English as a second language (ESL) – A program used to teach English to students whose first language is not English.
extracurricular activities – Non-academic activities undertaken outside of college courses.
faculty – Members of the teaching staff at a college or university who are also responsible for designing the courses of study offered by the institution.
fee – An amount charged by colleges and universities, in addition to tuition, to cover costs of institutional services.
freshman – A first-year student at a college or university.
full-time student – A student who is enrolled at a college or university and is taking at least the minimum number of credits (usually 12) to meet the institution’s requirements.
grade point average (GPA) – A system of recording achievement based on a numerical average of the grades attained in each course.
graduate – A student who has completed a course of study, either at the college or university level.
homestay – An arrangement where the student lives with a U.S. family in the local community and has the opportunity to experience life as it is lived day to day in the United States.
Intensive English Program (IEP) – A term used to describe a program that teaches English to non-native speakers.
international student adviser (ISA) – The person at a college or university who is in charge of providing information and guidance to international students in areas including government and visa regulations, academic requirements, social customs, language, financial or housing issues, travel plans, insurance, and/or legal matters.
junior – A third-year student at a college or university.

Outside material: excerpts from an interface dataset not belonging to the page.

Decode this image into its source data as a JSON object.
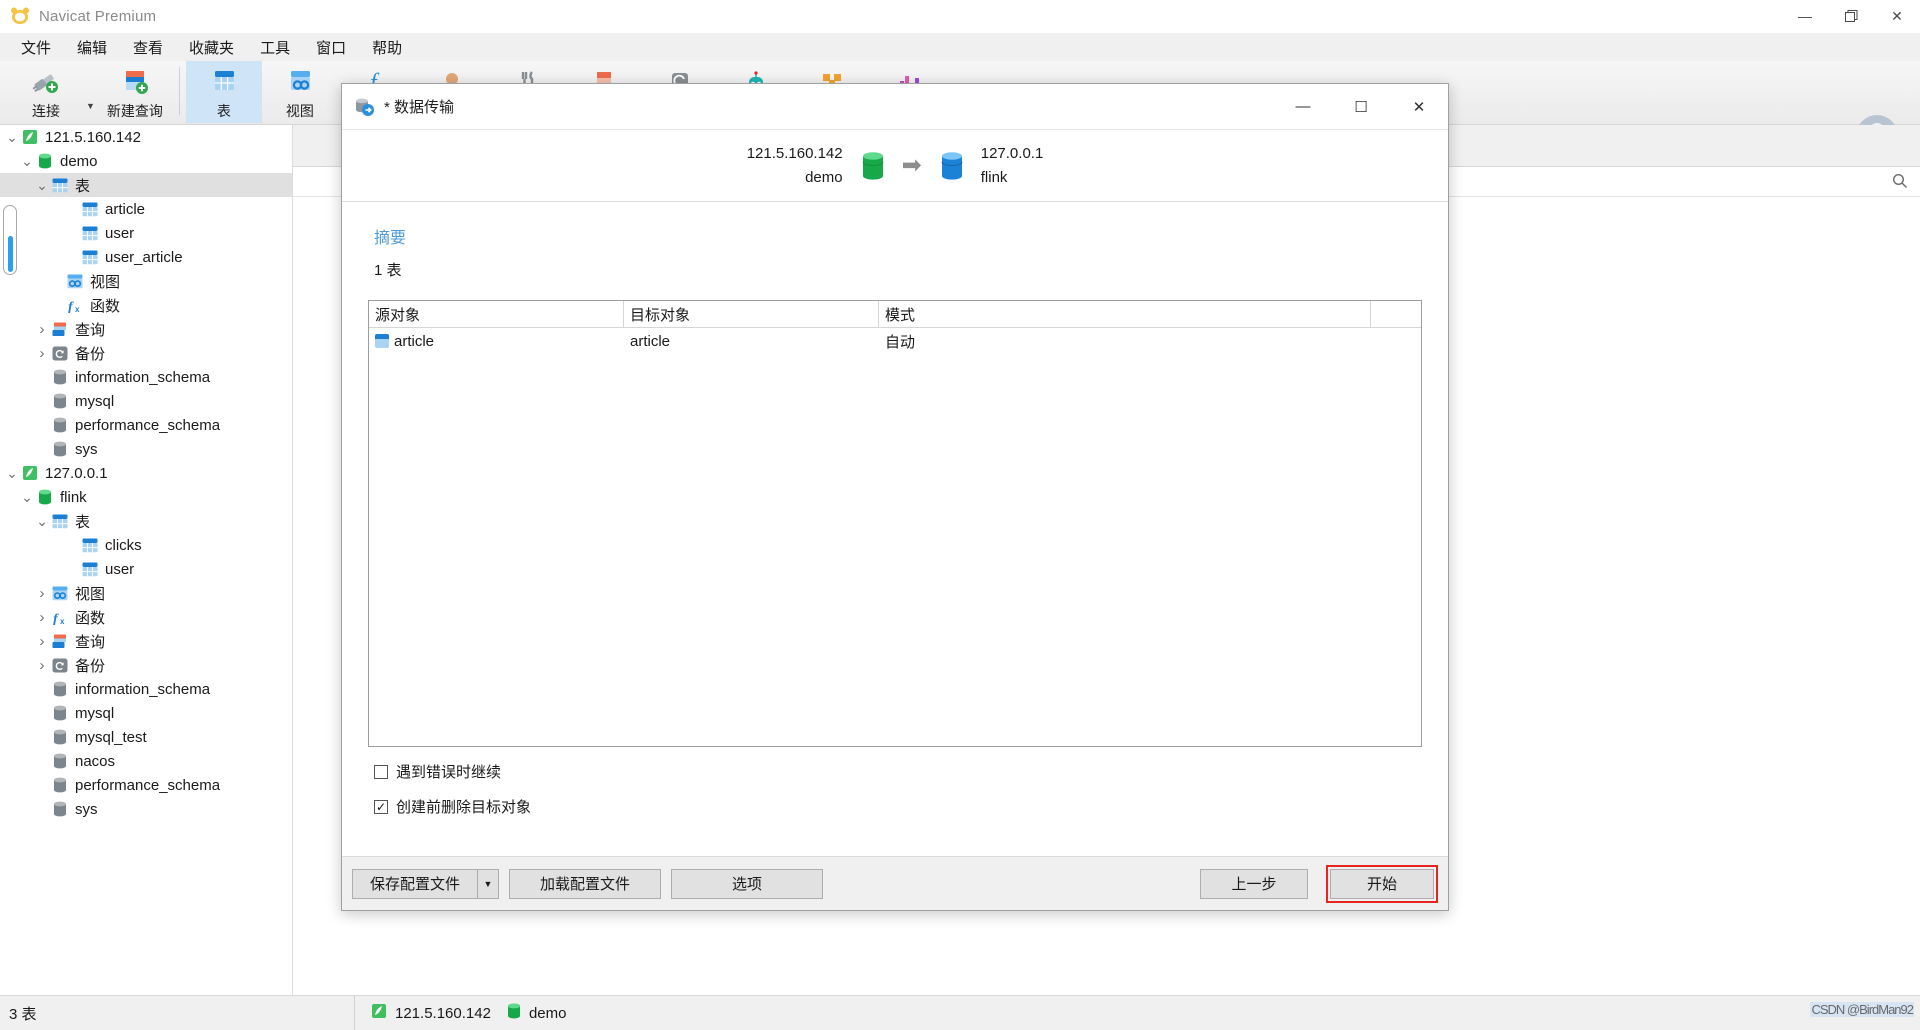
{
  "window": {
    "title": "Navicat Premium",
    "controls": {
      "minimize": "—",
      "maximize": "❐",
      "close": "✕"
    }
  },
  "menubar": {
    "items": [
      {
        "label": "文件",
        "name": "menu-file"
      },
      {
        "label": "编辑",
        "name": "menu-edit"
      },
      {
        "label": "查看",
        "name": "menu-view"
      },
      {
        "label": "收藏夹",
        "name": "menu-favorites"
      },
      {
        "label": "工具",
        "name": "menu-tools"
      },
      {
        "label": "窗口",
        "name": "menu-window"
      },
      {
        "label": "帮助",
        "name": "menu-help"
      }
    ]
  },
  "toolbar": {
    "items": [
      {
        "label": "连接",
        "icon": "connection-icon",
        "selected": false
      },
      {
        "label": "新建查询",
        "icon": "new-query-icon",
        "selected": false
      },
      {
        "label": "表",
        "icon": "table-icon",
        "selected": true
      },
      {
        "label": "视图",
        "icon": "view-icon",
        "selected": false
      }
    ],
    "extra_icons": [
      "function-icon",
      "user-icon",
      "maintain-icon",
      "import-icon",
      "backup-icon",
      "automation-icon",
      "model-icon",
      "chart-icon"
    ]
  },
  "sidebar": {
    "scroll_thumb": true,
    "items": [
      {
        "label": "121.5.160.142",
        "indent": 0,
        "twisty": "⌄",
        "icon": "server-green-icon",
        "selected": false
      },
      {
        "label": "demo",
        "indent": 1,
        "twisty": "⌄",
        "icon": "database-green-icon",
        "selected": false
      },
      {
        "label": "表",
        "indent": 2,
        "twisty": "⌄",
        "icon": "table-folder-icon",
        "selected": true
      },
      {
        "label": "article",
        "indent": 4,
        "twisty": "",
        "icon": "table-icon",
        "selected": false
      },
      {
        "label": "user",
        "indent": 4,
        "twisty": "",
        "icon": "table-icon",
        "selected": false
      },
      {
        "label": "user_article",
        "indent": 4,
        "twisty": "",
        "icon": "table-icon",
        "selected": false
      },
      {
        "label": "视图",
        "indent": 3,
        "twisty": "",
        "icon": "view-icon",
        "selected": false
      },
      {
        "label": "函数",
        "indent": 3,
        "twisty": "",
        "icon": "function-icon",
        "selected": false
      },
      {
        "label": "查询",
        "indent": 2,
        "twisty": "›",
        "icon": "query-icon",
        "selected": false
      },
      {
        "label": "备份",
        "indent": 2,
        "twisty": "›",
        "icon": "backup-icon",
        "selected": false
      },
      {
        "label": "information_schema",
        "indent": 2,
        "twisty": "",
        "icon": "database-gray-icon",
        "selected": false
      },
      {
        "label": "mysql",
        "indent": 2,
        "twisty": "",
        "icon": "database-gray-icon",
        "selected": false
      },
      {
        "label": "performance_schema",
        "indent": 2,
        "twisty": "",
        "icon": "database-gray-icon",
        "selected": false
      },
      {
        "label": "sys",
        "indent": 2,
        "twisty": "",
        "icon": "database-gray-icon",
        "selected": false
      },
      {
        "label": "127.0.0.1",
        "indent": 0,
        "twisty": "⌄",
        "icon": "server-green-icon",
        "selected": false
      },
      {
        "label": "flink",
        "indent": 1,
        "twisty": "⌄",
        "icon": "database-green-icon",
        "selected": false
      },
      {
        "label": "表",
        "indent": 2,
        "twisty": "⌄",
        "icon": "table-folder-icon",
        "selected": false
      },
      {
        "label": "clicks",
        "indent": 4,
        "twisty": "",
        "icon": "table-icon",
        "selected": false
      },
      {
        "label": "user",
        "indent": 4,
        "twisty": "",
        "icon": "table-icon",
        "selected": false
      },
      {
        "label": "视图",
        "indent": 2,
        "twisty": "›",
        "icon": "view-icon",
        "selected": false
      },
      {
        "label": "函数",
        "indent": 2,
        "twisty": "›",
        "icon": "function-icon",
        "selected": false
      },
      {
        "label": "查询",
        "indent": 2,
        "twisty": "›",
        "icon": "query-icon",
        "selected": false
      },
      {
        "label": "备份",
        "indent": 2,
        "twisty": "›",
        "icon": "backup-icon",
        "selected": false
      },
      {
        "label": "information_schema",
        "indent": 2,
        "twisty": "",
        "icon": "database-gray-icon",
        "selected": false
      },
      {
        "label": "mysql",
        "indent": 2,
        "twisty": "",
        "icon": "database-gray-icon",
        "selected": false
      },
      {
        "label": "mysql_test",
        "indent": 2,
        "twisty": "",
        "icon": "database-gray-icon",
        "selected": false
      },
      {
        "label": "nacos",
        "indent": 2,
        "twisty": "",
        "icon": "database-gray-icon",
        "selected": false
      },
      {
        "label": "performance_schema",
        "indent": 2,
        "twisty": "",
        "icon": "database-gray-icon",
        "selected": false
      },
      {
        "label": "sys",
        "indent": 2,
        "twisty": "",
        "icon": "database-gray-icon",
        "selected": false
      }
    ]
  },
  "dialog": {
    "title": "* 数据传输",
    "controls": {
      "minimize": "—",
      "maximize": "☐",
      "close": "✕"
    },
    "source": {
      "host": "121.5.160.142",
      "database": "demo"
    },
    "target": {
      "host": "127.0.0.1",
      "database": "flink"
    },
    "arrow": "➡",
    "summary_title": "摘要",
    "summary_count": "1 表",
    "grid": {
      "headers": [
        "源对象",
        "目标对象",
        "模式",
        ""
      ],
      "rows": [
        {
          "source": "article",
          "target": "article",
          "mode": "自动"
        }
      ]
    },
    "options": [
      {
        "label": "遇到错误时继续",
        "checked": false,
        "mark": ""
      },
      {
        "label": "创建前删除目标对象",
        "checked": true,
        "mark": "✓"
      }
    ],
    "buttons": {
      "save_profile": "保存配置文件",
      "save_profile_caret": "▼",
      "load_profile": "加载配置文件",
      "options": "选项",
      "previous": "上一步",
      "start": "开始"
    },
    "accent_highlight": "#e8251f"
  },
  "statusbar": {
    "left": "3 表",
    "host": "121.5.160.142",
    "database": "demo",
    "watermark": "CSDN @BirdMan92"
  }
}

liberal arts – A term referring to academic studies of subjects in the humanities, the sciences, and the social sciences.
major – The subject in which a student wishes to concentrate his or her study.

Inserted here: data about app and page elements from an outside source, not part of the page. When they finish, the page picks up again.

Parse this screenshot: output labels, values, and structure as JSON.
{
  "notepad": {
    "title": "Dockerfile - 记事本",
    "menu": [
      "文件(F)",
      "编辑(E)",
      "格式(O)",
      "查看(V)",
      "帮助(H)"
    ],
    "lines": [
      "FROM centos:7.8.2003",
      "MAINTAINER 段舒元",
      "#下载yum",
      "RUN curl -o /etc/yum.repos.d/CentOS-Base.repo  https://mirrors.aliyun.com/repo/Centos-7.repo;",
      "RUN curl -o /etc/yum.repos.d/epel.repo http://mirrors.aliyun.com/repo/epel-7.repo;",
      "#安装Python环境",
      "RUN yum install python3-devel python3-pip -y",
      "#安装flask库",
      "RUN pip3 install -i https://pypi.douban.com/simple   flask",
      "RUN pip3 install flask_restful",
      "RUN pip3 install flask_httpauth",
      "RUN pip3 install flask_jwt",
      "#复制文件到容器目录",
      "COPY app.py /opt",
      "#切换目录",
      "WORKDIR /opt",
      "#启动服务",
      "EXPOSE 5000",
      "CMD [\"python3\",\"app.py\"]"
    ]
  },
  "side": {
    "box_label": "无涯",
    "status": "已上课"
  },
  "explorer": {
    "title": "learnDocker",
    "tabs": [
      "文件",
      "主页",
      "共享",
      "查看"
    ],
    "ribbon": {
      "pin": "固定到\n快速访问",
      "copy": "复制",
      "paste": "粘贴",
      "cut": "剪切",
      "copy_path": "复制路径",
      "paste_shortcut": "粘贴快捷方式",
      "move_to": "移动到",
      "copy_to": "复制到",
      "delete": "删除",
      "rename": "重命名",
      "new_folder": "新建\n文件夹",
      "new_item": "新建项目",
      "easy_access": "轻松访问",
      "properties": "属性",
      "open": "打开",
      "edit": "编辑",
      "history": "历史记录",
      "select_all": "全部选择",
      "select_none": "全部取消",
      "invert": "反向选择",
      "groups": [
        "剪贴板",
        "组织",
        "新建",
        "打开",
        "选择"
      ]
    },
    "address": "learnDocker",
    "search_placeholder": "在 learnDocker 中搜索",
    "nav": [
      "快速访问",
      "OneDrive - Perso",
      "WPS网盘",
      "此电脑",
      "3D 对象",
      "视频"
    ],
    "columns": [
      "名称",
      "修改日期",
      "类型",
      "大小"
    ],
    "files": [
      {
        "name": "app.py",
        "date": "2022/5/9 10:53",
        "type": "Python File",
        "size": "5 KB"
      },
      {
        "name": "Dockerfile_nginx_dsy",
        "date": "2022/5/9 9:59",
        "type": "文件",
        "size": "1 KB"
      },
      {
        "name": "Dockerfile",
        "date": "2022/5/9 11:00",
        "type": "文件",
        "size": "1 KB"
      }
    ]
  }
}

minor – A subject in which the student takes the second greatest concentration of courses.
Optional Practical Training (OPT) – A program in which international students are entitled to work in their field of study upon the completion of a degree (associate, bachelor’s, master’s, and beyond).
placement test – An examination used to test a student’s academic ability in a specific field so that he or she can be placed in courses at the appropriate level in that field.
prerequisite – A program or course that a student is required to complete before being permitted to enroll in a more advanced program or course.
registration – Process through which students select courses to be taken during the academic year.
room and board – Terms used to describe living facilities (room) and food (board).
senior – A fourth-year student at a college or university.
SEVIS – An Internet-based system developed by the U.S. government to track and monitor non-immigrant students during the time they are enrolled in the U.S. higher education system.
SEVIS Form I-20 – The form an international student receives from a college or university after he or she is accepted as a student. The I-20 includes information required to apply for a visa: name of the college, field of study, dates the student expects to begin and complete studies, and the student’s ability to pay for his or her education.
social security number (SSN) – Everyone who works in the United States is required to have an SSN. The number is issued by the U.S. government and often is used by colleges and universities as the student’s identification number.
sophomore – A second-year student at a college or university.
transcript – A certified copy of a student’s educational record.
tuition – The money an institution charges for instruction and training (not including the cost of books).
undergraduate studies – Two- or four-year programs at a college or university undertaken after secondary school graduation and leading to an associate or bachelor’s degree.
university – A large postsecondary institution that offers both undergraduate and graduate degree programs.
vocational or technical college – A college offering programs that prepare students with skills relevant to the needs of employers and the economy.
withdrawal – The administrative procedure of dropping a course or leaving a college or university.
zip code – A series of numbers in mailing addresses that designate postal delivery districts in the United States.